Dataset rows for apps and sites:
#####

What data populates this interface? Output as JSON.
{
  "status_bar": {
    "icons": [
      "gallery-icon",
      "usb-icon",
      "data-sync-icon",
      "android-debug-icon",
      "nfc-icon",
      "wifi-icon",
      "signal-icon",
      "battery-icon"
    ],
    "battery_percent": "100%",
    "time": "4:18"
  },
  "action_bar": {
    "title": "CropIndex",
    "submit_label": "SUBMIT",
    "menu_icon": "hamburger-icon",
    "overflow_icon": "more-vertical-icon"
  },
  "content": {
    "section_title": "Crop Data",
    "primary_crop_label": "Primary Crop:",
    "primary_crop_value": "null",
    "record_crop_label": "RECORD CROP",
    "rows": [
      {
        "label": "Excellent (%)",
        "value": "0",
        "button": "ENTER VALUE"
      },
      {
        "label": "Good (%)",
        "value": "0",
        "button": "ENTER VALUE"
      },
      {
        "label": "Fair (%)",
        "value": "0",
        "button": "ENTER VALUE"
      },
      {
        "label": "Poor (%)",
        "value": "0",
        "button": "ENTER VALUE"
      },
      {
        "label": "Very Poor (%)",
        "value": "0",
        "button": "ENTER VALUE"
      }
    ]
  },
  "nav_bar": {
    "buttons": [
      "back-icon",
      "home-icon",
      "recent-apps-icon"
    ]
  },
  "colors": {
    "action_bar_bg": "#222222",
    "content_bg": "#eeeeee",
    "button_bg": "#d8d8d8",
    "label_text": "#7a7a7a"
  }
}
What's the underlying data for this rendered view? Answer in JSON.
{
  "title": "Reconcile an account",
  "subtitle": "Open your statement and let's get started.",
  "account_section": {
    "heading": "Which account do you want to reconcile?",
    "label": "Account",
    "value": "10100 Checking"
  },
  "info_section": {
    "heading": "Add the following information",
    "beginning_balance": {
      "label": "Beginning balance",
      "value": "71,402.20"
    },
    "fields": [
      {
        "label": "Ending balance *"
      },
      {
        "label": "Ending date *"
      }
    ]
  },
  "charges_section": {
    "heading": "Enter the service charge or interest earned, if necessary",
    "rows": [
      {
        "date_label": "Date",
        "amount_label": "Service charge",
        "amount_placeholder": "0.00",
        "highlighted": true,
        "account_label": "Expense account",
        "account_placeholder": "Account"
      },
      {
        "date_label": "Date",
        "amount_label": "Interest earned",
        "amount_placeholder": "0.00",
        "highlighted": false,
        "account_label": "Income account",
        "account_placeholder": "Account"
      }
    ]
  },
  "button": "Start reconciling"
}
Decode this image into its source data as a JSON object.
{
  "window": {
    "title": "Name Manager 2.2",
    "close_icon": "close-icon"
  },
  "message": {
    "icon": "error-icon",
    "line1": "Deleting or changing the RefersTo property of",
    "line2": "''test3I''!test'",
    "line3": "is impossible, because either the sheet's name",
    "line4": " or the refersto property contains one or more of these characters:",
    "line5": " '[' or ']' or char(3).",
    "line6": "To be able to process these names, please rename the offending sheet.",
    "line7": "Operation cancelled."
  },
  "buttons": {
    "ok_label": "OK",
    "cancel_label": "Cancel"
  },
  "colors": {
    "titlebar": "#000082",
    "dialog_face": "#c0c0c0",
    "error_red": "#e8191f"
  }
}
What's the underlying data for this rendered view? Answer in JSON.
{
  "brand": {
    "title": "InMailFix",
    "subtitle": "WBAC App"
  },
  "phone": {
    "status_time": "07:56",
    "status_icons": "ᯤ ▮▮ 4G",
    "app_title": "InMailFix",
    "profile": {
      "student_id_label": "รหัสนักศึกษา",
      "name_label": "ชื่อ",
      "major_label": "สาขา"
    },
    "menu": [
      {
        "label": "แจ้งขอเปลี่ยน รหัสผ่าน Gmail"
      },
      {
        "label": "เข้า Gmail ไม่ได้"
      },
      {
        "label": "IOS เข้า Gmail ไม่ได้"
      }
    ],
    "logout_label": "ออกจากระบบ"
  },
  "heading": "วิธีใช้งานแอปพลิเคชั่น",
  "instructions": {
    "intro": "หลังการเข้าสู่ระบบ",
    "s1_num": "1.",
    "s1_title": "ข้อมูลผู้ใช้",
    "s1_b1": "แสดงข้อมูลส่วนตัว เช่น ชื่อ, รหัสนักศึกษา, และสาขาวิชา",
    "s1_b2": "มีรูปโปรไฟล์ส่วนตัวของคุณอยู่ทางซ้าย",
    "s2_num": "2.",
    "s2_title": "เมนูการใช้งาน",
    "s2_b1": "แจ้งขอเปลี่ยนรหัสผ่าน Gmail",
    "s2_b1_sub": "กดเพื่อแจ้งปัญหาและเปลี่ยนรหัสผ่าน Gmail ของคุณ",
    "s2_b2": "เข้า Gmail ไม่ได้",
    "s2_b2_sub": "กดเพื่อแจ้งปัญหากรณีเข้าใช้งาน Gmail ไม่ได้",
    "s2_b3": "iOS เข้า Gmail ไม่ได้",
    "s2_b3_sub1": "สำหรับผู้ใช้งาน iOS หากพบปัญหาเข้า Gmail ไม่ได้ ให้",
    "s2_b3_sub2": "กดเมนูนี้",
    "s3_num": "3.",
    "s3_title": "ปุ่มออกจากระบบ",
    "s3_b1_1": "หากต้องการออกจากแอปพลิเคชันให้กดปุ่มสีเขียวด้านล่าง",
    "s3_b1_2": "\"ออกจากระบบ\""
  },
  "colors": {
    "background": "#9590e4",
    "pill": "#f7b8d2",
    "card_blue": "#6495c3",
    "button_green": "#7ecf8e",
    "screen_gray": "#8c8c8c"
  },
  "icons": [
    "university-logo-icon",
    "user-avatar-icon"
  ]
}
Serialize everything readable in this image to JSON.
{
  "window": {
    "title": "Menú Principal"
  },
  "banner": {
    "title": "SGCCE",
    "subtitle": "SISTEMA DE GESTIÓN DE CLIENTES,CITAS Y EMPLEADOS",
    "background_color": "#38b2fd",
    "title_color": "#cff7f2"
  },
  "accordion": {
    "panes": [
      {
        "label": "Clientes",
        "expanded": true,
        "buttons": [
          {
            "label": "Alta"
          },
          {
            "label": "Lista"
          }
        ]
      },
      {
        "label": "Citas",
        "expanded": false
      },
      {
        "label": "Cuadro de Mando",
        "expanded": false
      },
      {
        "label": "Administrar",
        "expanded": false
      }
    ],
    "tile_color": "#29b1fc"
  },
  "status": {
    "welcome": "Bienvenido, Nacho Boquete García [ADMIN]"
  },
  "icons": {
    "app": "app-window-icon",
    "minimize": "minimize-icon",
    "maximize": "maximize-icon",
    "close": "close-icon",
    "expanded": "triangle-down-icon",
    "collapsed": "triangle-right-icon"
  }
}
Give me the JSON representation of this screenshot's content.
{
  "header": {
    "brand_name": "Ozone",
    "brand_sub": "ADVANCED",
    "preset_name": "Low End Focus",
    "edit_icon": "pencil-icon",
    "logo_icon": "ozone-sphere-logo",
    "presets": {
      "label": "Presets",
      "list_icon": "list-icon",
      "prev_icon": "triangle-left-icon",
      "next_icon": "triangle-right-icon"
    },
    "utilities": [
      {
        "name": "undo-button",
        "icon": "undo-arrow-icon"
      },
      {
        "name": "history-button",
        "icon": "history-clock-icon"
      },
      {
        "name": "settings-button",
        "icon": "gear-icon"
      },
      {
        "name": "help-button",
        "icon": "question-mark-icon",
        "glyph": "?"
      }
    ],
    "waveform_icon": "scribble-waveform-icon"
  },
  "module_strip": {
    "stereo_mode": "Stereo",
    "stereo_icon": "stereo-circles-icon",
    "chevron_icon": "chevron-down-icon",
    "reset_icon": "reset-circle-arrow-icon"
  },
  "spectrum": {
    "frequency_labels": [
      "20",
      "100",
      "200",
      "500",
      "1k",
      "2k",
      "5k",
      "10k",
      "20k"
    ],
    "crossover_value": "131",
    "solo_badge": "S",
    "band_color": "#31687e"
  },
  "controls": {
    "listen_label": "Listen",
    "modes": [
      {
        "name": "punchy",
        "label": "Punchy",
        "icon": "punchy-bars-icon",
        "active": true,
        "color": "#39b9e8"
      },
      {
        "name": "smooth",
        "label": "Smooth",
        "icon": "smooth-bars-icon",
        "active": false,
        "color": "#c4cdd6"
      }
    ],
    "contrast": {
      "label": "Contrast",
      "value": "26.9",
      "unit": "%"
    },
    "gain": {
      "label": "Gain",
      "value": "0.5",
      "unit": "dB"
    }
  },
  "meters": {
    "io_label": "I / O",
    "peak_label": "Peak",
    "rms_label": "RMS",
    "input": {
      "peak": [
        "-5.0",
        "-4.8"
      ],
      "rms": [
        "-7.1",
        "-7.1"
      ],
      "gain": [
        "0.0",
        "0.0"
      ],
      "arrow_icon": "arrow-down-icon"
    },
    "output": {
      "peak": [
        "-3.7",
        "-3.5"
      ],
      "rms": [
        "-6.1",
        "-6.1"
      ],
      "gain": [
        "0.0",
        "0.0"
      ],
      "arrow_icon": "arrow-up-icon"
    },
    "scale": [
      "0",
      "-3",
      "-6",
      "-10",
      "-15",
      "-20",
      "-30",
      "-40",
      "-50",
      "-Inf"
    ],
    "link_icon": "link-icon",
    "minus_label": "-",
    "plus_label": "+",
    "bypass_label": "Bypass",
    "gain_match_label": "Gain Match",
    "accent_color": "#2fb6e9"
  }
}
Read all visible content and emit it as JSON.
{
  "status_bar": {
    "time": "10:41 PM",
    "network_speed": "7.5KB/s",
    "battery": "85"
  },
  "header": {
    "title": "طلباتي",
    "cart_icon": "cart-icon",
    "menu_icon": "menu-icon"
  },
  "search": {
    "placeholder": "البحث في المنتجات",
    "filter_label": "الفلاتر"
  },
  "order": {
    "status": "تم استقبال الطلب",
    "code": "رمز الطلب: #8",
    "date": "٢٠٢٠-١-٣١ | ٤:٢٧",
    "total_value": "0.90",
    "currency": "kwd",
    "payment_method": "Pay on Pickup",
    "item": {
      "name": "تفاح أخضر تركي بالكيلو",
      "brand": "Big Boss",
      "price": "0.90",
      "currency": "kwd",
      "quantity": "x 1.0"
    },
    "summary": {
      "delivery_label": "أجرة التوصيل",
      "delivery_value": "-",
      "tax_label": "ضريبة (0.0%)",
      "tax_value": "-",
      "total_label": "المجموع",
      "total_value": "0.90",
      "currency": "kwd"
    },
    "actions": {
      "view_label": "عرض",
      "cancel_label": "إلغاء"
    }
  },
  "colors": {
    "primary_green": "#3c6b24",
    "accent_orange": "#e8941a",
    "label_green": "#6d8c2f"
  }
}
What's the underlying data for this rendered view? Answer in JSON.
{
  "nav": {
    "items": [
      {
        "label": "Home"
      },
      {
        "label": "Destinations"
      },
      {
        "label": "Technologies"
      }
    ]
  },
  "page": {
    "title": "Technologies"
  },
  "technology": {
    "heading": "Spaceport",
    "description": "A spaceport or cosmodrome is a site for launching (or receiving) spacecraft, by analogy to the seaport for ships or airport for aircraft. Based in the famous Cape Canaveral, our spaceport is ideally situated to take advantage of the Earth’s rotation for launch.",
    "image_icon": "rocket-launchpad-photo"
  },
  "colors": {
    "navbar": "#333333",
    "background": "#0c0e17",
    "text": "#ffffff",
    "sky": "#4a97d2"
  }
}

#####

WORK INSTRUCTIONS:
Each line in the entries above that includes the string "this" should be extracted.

TASK ANSWER:
What data populates this interface? Output as JSON.
What's the underlying data for this rendered view? Answer in JSON.
Decode this image into its source data as a JSON object.
What's the underlying data for this rendered view? Answer in JSON.
Serialize everything readable in this image to JSON.
Give me the JSON representation of this screenshot's content.
What's the underlying data for this rendered view? Answer in JSON.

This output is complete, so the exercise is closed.